These Personal Income and Outlays data points produced by the Bureau of Economic Analysis track personal income and monthly spending. They help gauge the strength of the consumer sector in the United States.
Personal income is the dollar value of income from all sources by individuals in the U.S.
Personal outlays is the dollar value of purchases of durable and non-durable goods and services by consumers in the U.S.
As income and spending increase, it is thought that the equity markets should react positively. This is because of an assumed resulting increase in corporate profits. This could lead to wage and product inflation, though, which would have a negative effect on the bond markets.
Disposable Personal Income (DPI) measures income after taxes and benefits, adjusted for the effects of inflation.
The Bureau of Economic Analysis reports this month’s numbers:
Personal income increased $25.4 billion, or 0.2 percent, and disposable personal income (DPI) increased $18.5 billion, or 0.2 percent, in May, according to the Bureau of Economic Analysis.

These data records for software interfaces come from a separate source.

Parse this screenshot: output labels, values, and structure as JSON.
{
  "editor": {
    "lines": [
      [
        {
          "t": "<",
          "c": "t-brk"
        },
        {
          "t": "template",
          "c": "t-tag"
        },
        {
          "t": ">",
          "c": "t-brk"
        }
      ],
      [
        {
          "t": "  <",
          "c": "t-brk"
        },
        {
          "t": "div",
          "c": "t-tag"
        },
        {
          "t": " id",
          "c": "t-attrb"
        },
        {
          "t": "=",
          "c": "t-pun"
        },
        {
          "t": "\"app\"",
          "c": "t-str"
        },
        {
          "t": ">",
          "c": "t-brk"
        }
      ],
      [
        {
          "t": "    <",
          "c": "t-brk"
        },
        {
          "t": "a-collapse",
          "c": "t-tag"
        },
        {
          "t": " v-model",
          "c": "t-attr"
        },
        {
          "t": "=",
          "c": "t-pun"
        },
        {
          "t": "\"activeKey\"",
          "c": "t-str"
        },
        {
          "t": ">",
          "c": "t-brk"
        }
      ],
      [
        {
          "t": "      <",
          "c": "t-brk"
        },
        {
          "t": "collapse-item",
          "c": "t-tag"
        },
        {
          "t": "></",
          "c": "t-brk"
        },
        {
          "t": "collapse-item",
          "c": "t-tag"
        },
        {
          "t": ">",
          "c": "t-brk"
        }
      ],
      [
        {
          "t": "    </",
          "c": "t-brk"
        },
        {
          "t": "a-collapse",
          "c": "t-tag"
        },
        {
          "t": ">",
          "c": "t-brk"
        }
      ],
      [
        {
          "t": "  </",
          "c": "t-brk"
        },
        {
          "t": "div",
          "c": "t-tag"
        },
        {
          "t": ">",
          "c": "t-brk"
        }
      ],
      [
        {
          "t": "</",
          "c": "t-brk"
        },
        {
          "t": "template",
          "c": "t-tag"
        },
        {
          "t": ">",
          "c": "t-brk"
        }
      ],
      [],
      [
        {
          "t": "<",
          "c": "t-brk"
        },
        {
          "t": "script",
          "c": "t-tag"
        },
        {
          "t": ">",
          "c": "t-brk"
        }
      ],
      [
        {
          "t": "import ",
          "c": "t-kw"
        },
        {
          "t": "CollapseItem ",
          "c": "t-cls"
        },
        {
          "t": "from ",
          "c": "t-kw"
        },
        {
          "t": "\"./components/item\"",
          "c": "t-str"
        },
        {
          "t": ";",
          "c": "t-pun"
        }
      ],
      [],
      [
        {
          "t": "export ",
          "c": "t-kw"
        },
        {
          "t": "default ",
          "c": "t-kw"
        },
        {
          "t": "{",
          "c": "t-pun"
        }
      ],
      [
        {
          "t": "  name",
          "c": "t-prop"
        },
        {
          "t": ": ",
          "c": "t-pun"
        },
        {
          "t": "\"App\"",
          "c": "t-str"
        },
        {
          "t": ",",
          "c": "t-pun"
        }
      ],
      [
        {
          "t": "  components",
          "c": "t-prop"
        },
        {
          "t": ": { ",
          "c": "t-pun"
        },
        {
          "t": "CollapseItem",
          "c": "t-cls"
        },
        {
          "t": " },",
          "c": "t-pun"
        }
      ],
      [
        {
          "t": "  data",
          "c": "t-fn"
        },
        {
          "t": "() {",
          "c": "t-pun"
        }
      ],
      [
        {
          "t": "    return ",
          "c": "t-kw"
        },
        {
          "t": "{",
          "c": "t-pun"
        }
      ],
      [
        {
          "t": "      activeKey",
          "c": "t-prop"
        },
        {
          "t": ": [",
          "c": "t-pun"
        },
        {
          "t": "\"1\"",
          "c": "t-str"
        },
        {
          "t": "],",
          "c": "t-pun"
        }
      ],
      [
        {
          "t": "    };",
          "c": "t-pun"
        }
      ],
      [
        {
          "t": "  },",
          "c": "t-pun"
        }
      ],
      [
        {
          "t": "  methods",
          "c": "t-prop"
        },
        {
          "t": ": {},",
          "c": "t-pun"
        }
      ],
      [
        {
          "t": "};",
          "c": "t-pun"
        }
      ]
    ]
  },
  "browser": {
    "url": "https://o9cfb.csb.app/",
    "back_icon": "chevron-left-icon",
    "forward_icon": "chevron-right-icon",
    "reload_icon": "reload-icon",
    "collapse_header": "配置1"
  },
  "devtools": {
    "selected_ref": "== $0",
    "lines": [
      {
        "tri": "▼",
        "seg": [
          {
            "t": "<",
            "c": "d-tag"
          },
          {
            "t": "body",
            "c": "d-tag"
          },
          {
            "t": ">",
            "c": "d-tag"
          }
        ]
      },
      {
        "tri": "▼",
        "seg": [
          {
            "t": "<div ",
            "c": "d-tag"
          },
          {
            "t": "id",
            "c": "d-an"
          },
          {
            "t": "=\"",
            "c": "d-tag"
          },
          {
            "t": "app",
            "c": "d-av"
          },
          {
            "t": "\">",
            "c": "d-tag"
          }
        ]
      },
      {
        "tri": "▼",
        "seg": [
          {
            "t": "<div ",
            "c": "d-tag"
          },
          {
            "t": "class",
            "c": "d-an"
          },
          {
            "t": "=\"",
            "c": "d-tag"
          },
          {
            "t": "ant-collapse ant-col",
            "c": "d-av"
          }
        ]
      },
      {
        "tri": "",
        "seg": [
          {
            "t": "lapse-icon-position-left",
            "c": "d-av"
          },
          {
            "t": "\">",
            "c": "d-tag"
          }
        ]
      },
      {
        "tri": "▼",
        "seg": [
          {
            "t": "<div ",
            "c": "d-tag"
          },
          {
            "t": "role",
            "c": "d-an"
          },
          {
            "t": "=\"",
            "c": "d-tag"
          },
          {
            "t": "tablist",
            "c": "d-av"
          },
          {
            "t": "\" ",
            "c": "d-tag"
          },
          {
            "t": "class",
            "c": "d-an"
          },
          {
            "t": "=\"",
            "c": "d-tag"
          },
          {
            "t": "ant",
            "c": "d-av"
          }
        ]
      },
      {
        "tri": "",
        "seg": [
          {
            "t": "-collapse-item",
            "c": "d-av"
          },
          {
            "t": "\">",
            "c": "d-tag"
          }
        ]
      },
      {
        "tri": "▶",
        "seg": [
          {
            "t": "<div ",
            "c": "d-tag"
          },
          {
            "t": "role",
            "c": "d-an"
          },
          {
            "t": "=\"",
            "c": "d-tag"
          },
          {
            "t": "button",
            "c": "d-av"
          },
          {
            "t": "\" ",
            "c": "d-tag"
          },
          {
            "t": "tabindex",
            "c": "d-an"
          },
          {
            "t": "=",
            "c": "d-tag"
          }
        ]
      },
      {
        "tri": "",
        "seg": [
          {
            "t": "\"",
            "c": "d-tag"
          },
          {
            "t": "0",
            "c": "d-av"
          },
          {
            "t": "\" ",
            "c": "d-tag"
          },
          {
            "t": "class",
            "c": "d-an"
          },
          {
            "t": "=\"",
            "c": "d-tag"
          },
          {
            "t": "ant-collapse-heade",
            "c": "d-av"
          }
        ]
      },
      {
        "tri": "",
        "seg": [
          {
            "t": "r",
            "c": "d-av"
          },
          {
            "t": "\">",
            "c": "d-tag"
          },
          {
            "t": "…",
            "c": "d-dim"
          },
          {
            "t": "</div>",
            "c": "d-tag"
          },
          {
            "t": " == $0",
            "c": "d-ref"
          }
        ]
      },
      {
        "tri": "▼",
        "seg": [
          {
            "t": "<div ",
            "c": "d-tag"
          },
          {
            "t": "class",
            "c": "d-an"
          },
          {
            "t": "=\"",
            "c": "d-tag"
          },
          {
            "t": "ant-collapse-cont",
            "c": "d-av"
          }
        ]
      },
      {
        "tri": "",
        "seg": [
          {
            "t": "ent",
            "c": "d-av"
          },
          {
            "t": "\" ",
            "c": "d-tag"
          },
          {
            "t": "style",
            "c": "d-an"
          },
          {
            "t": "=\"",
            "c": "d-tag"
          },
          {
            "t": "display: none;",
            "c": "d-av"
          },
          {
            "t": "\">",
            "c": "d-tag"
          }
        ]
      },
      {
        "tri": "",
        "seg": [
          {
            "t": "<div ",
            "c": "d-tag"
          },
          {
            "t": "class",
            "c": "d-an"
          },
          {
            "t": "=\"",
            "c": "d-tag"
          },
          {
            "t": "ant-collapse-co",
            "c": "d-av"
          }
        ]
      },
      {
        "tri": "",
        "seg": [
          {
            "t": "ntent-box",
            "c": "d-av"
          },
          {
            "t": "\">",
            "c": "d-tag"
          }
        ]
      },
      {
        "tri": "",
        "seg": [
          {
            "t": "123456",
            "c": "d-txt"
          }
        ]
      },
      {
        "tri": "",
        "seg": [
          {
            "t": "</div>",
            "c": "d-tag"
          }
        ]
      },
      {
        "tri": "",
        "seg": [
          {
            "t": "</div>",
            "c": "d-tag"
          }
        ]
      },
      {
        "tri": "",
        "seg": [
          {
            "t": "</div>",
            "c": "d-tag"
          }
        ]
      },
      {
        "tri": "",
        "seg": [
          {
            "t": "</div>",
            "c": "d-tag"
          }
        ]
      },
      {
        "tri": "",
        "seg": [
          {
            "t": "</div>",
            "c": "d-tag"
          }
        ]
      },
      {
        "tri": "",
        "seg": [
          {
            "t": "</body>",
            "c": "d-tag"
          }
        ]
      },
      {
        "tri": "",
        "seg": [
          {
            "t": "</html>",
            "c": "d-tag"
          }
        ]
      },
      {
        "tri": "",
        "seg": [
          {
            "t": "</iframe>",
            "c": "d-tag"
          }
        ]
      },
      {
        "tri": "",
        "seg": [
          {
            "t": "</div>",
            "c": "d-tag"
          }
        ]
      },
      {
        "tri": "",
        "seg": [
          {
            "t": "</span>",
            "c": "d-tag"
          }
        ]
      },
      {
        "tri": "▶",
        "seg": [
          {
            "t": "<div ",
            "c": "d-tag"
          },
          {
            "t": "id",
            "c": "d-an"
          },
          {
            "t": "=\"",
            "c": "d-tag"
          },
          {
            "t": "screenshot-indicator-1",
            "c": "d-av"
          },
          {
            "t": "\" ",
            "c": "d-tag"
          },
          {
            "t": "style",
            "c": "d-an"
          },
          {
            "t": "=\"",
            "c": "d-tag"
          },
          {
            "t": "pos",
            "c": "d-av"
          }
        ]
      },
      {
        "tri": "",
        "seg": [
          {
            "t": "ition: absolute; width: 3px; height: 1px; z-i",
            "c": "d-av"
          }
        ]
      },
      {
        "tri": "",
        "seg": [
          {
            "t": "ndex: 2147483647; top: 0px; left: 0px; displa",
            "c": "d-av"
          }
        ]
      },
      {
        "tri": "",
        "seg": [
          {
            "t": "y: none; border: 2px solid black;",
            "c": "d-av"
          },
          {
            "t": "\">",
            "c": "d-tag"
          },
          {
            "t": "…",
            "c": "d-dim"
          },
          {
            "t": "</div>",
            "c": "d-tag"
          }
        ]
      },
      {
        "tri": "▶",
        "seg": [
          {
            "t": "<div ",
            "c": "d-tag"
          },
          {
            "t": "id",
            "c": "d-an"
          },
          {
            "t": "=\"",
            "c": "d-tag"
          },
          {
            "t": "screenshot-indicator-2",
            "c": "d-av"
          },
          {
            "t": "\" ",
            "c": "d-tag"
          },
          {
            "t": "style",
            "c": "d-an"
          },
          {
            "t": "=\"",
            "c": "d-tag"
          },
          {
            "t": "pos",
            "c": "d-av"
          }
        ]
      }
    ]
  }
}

Personal consumption expenditures (PCE) decreased $4.7 billion, or less than 0.1 percent. In April, personal income increased $29.4 billion, or 0.2 percent, DPI increased $19.5 billion, or 0.2 percent, and PCE increased $16.2 billion, or 0.1 percent, based on revised estimates.
Real disposable income increased 0.3 percent in May, compared with an increase of 0.1 percent in April. Real PCE increased 0.1 percent in May, the same increase as in April.